4. Need for Speed: The Run (PS3, XB360, PC)
I always thought how cool it would be to make a game loosely based off of a Cannonball Run-type race (a 2,000 mile trek across the US). The Need for Speed series took this high speed turn into deep water when it introduced a story mode, with a main protagonist that isn't quite appealing to audiences, I'll admit (no one can sympathize with this compulsive gambler, who didn't seem to mature much since hitting 15), and I've had my fair share of quicktime events during cutscenes (Press "A" to get yourself out of the car before the train hits you…right). However, those are minor problems compared to the exciting and action-packed race events through trecharous badlands, mountain ranges, city streets, and woodland areas. The cops chase you down as relentless as ever to add to the suspense, which I always felt that the Need for Speed series has always done well. It's just, well…I don't want a story campaign in my racing game. 

3. Warhammer 40,000: Space Marines (PS3, XB360)
As if the market wasn't saturated enough with big, burly space soldiers fighting off hordes of aliens that threaten the entire galaxy, here we have the next iteration of Space Fighter 20XX (a fictional title, don't take that seriously folks!). I've never played much of the Warhammer series, however I do know that this game is far from the series' roots, which were based in RTS combat. This game is a visceral beat 'em up shooter that actually ENCOURAGES you to run around like a lunatic stabbing people with your chainsaw blade, or decimating hordes of aliens with your laser cannons. It was a solid game; great graphics, top notch acting (I think the Britsh do acting much better than us silly Americans can), and great sound quality. Many could have dismissed this as just another Warhammer title, not knowing that it was a third-person blood bath. Maybe if it had a different name? 

2. Shadows of the Damned (PS3, XB360) 
The great minds of Suda 51 (Killer 7, No More Heroes), Shinji Mikami (Resident Evil 4), and Akira Yamaoka (Silent Hill series) come together to bring you…a flaming hot boner. Not kidding. The brash and vulgar Garcia Fucking Hotspur (his real middle name) fights demons for a living, but when his beloved is taken by the devil himself, he goes straight to hell to get her back (think Dante's Inferno). Filled with vulgar language, disturbing imagery that would make Clive Barker pucker up, and solid gameplay mechanics, this is a great game for any survival horror fan, or action game fan in general. It wasn't marketed well, and it may have been too obscure for some, but trust me, once you start, you get swept up in it, hot boner and all (Please play the game so you can understand what I mean). 

1. Rage (PS3, XB360, PC) 
NOTHING was wrong with this game. The graphics were gorgeous. The animations were crisp. The sound quality was amazing.
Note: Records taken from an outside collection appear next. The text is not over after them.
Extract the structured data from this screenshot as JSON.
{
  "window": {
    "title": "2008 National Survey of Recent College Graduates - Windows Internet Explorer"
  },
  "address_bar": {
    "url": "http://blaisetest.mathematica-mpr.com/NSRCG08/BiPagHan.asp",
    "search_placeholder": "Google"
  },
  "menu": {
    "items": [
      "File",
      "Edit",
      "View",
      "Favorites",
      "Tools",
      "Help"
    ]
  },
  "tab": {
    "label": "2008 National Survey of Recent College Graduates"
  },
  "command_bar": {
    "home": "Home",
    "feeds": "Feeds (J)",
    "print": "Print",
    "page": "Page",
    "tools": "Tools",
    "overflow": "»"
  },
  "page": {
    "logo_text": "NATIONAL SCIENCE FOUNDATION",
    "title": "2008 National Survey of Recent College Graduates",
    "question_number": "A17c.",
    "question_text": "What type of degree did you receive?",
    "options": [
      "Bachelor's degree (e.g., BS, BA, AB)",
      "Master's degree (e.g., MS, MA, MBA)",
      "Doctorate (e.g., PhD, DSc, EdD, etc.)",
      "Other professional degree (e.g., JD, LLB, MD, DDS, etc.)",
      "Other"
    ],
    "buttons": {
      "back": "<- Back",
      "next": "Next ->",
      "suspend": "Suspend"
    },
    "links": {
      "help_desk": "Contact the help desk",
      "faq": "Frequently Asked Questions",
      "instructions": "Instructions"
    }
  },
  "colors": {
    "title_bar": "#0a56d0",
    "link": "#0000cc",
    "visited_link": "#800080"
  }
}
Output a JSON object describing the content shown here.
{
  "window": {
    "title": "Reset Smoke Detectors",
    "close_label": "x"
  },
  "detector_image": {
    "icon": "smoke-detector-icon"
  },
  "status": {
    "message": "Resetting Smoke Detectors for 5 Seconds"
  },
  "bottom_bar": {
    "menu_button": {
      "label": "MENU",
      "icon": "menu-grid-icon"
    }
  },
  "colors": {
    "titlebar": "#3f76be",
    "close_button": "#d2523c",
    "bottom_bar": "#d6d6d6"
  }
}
The quests were plentiful, but not overly time consuming and saturated. And the combat system and enemy AI are some of the best in the business. What more could you expect from the company that popularized the First Person Shooter? It didn't do very well in sales, and reviewers were quite mixed about it, many hailing it as "raising the bar" for the next generation of games, and others saying "no obvious attempt at innovation." One could say the critics destroyed the potential this game had, but you can't blame it on something like that because of an opinion. What may have thrown this game under the eyes of many could be plentiful, but the obscure setting and storyline were very much reminiscent of great games that came before, like Borderlands and Fallout 3, that many felt it was just "another clone." Shame with this one too, because it was a refreshing take on the FPS, and a step forward in game mechanics. 

I know I may have missed some games. I had a huge list in front of me, and I had to eliminate some that I felt would have been good additions. I tried to hit the big blockbuster games, and I skipped out on the handheld games and Wii games (there honestly wasn't much that came out for the Wii this past year anyway). These games I chose were sometimes praised by the press, but too often were lauded as well (Bodycount got a 53 on Metacritic). Mostly they received average scores. 

Thanks for making it this far. If you have any other games to add, post them in the comments!